Gerosa had spent the previous week watching Ireland's opponents before travelling to Budapest to meet up with the squad. He was able to offer some solace to Trapattoni last week. The manager was initially angered by the Irish team's performance against Hungary. Gerosa would have been able to point out that Croatia, Spain and Italy had all stuttered to different degrees in their final game.
Ireland could not afford to play without intensity which was their problem in Budapest. Although the sight of technically superior teams passing the ball around an Irish midfield was a very familiar one.
The intensity will be present in Poznan tonight. Ireland concede territory and possession no matter who they play but there is a sense that there is nothing to fear in the Croatia team. Luka Modric will dictate play and Nikica Jelavic will cause anxiety because of his goals in England, but the player the Irish management fear is Eduardo, who is not expected to start.
Ireland's approach, the concession of territory and possession, will do little to assuage the fears of the nation.
This is Trap's way and it enthuses him. "We are lucky. When we finish this life, we can't all be coaches or managers. I'm honoured to teach these players."
There is no false humility. He knows what he has achieved. His secret is he believes he can achieve it again.
He doesn't take holidays. At the start of the season he was asked if he had taken a summer break. He replied that his wife had taken him to the beach for a couple of days but by the afternoon he had returned to his room to watch DVDs.
Those who criticise him, with some justification, for not attending games might think he is not serious about the job. But he is not a cynic. Not travelling every week to England may be one of the rare instances in which he acknowledges his age and decides to manage his own energy resources.
But he never displays weariness. "Why would I get tired? Is that a joke? This is fun. Where is the work that pays this money for one or two hours a day? Never."
So he goes on. In Poznan tonight, he will be welcomed by the great and the good of European football. They know what he has achieved throughout his career but they may doubt he can do it again with a team full of players they haven't heard of.

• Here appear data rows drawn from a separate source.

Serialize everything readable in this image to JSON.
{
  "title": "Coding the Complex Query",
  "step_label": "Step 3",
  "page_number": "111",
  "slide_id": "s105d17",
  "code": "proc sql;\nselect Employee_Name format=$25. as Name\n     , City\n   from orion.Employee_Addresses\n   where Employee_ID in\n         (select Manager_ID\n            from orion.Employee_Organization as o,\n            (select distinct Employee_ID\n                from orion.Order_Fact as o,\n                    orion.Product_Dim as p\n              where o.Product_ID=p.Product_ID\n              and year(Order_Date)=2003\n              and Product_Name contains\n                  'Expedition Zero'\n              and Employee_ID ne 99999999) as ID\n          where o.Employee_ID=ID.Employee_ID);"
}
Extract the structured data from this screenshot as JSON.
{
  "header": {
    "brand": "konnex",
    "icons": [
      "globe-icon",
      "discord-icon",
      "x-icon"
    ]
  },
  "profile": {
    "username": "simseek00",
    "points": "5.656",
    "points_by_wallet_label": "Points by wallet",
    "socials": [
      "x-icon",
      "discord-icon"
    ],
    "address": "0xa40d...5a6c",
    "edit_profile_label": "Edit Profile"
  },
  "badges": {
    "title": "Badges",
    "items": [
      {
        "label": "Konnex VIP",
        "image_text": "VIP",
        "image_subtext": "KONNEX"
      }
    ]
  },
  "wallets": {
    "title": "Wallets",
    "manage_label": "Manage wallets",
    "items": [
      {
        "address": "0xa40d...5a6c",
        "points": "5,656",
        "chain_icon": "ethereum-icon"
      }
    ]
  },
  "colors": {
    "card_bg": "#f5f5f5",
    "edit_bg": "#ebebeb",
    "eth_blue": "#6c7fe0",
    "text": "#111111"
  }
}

"I don't speak English very well," he said last year, "sometimes I'm not even good at Italian. But I understand football."
Trap knows football. Tonight Ireland finds out if that's enough.
Sunday Indo Sport